### Listed records:

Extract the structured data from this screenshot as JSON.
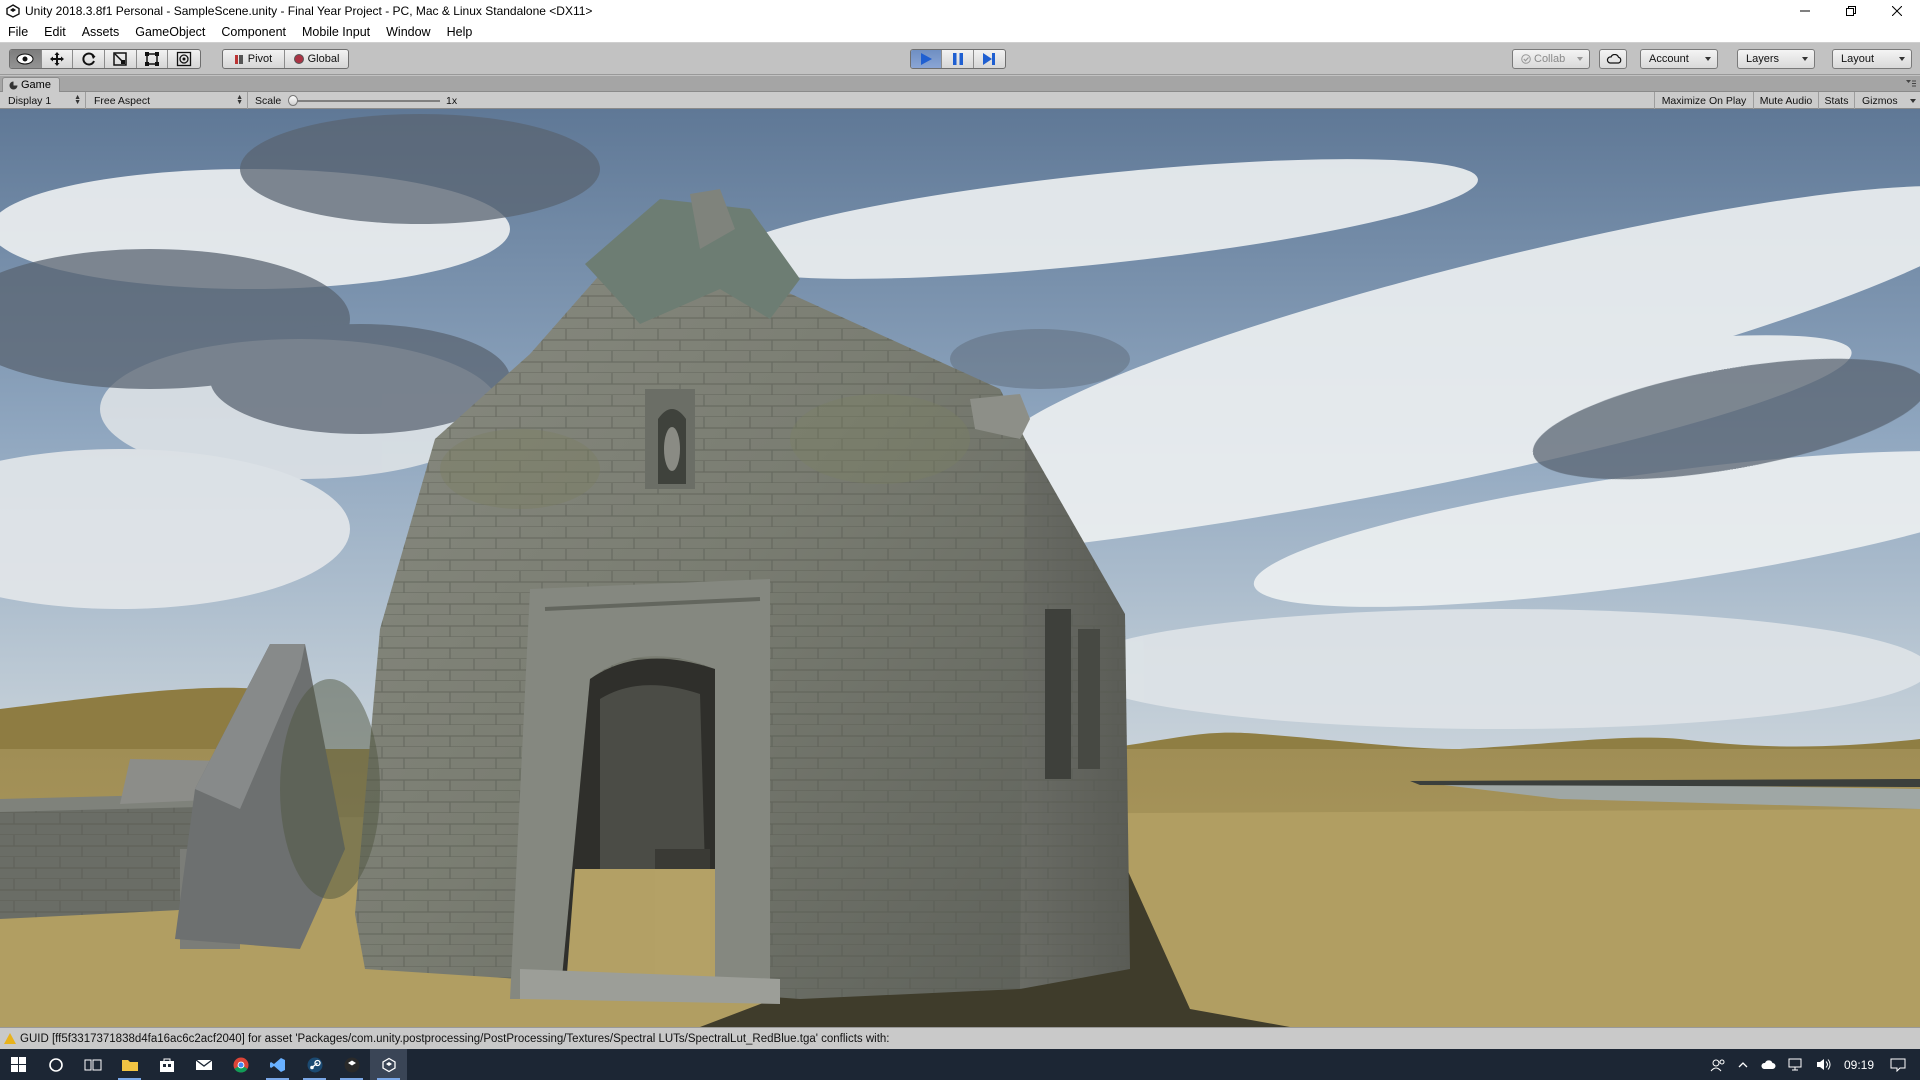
{
  "window": {
    "title": "Unity 2018.3.8f1 Personal - SampleScene.unity - Final Year Project - PC, Mac & Linux Standalone <DX11>"
  },
  "menu": [
    "File",
    "Edit",
    "Assets",
    "GameObject",
    "Component",
    "Mobile Input",
    "Window",
    "Help"
  ],
  "toolbar": {
    "transform_tools": [
      "hand-tool-icon",
      "move-tool-icon",
      "rotate-tool-icon",
      "scale-tool-icon",
      "rect-tool-icon",
      "transform-tool-icon"
    ],
    "pivot_label": "Pivot",
    "global_label": "Global",
    "play_state": "playing",
    "collab_label": "Collab",
    "account_label": "Account",
    "layers_label": "Layers",
    "layout_label": "Layout"
  },
  "game_view": {
    "tab_label": "Game",
    "display": "Display 1",
    "aspect": "Free Aspect",
    "scale_label": "Scale",
    "scale_value": "1x",
    "maximize_label": "Maximize On Play",
    "mute_label": "Mute Audio",
    "stats_label": "Stats",
    "gizmos_label": "Gizmos"
  },
  "console": {
    "message": "GUID [ff5f3317371838d4fa16ac6c2acf2040] for asset 'Packages/com.unity.postprocessing/PostProcessing/Textures/Spectral LUTs/SpectralLut_RedBlue.tga' conflicts with:"
  },
  "taskbar": {
    "time": "09:19"
  },
  "colors": {
    "play_active": "#6f8fc2",
    "editor_bg": "#c2c2c2",
    "taskbar_bg": "#1c2634",
    "warning": "#e8b21c"
  }
}
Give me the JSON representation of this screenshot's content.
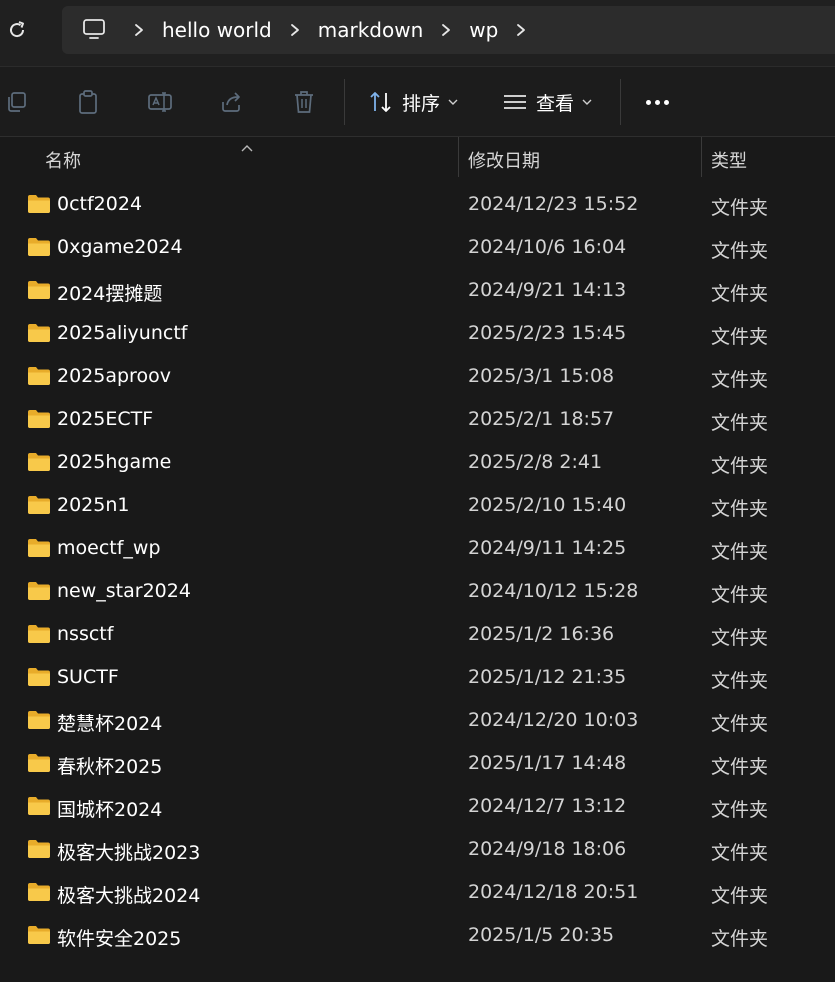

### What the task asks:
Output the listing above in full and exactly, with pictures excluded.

### Solved exercise:
Extract the structured data from this screenshot as JSON.
{
  "window": {
    "title": "Unity 2018.3.8f1 Personal - SampleScene.unity - Final Year Project - PC, Mac & Linux Standalone <DX11>"
  },
  "menu": [
    "File",
    "Edit",
    "Assets",
    "GameObject",
    "Component",
    "Mobile Input",
    "Window",
    "Help"
  ],
  "toolbar": {
    "transform_tools": [
      "hand-tool-icon",
      "move-tool-icon",
      "rotate-tool-icon",
      "scale-tool-icon",
      "rect-tool-icon",
      "transform-tool-icon"
    ],
    "pivot_label": "Pivot",
    "global_label": "Global",
    "play_state": "playing",
    "collab_label": "Collab",
    "account_label": "Account",
    "layers_label": "Layers",
    "layout_label": "Layout"
  },
  "game_view": {
    "tab_label": "Game",
    "display": "Display 1",
    "aspect": "Free Aspect",
    "scale_label": "Scale",
    "scale_value": "1x",
    "maximize_label": "Maximize On Play",
    "mute_label": "Mute Audio",
    "stats_label": "Stats",
    "gizmos_label": "Gizmos"
  },
  "console": {
    "message": "GUID [ff5f3317371838d4fa16ac6c2acf2040] for asset 'Packages/com.unity.postprocessing/PostProcessing/Textures/Spectral LUTs/SpectralLut_RedBlue.tga' conflicts with:"
  },
  "taskbar": {
    "time": "09:19"
  },
  "colors": {
    "play_active": "#6f8fc2",
    "editor_bg": "#c2c2c2",
    "taskbar_bg": "#1c2634",
    "warning": "#e8b21c"
  }
}
Give me the JSON representation of this screenshot's content.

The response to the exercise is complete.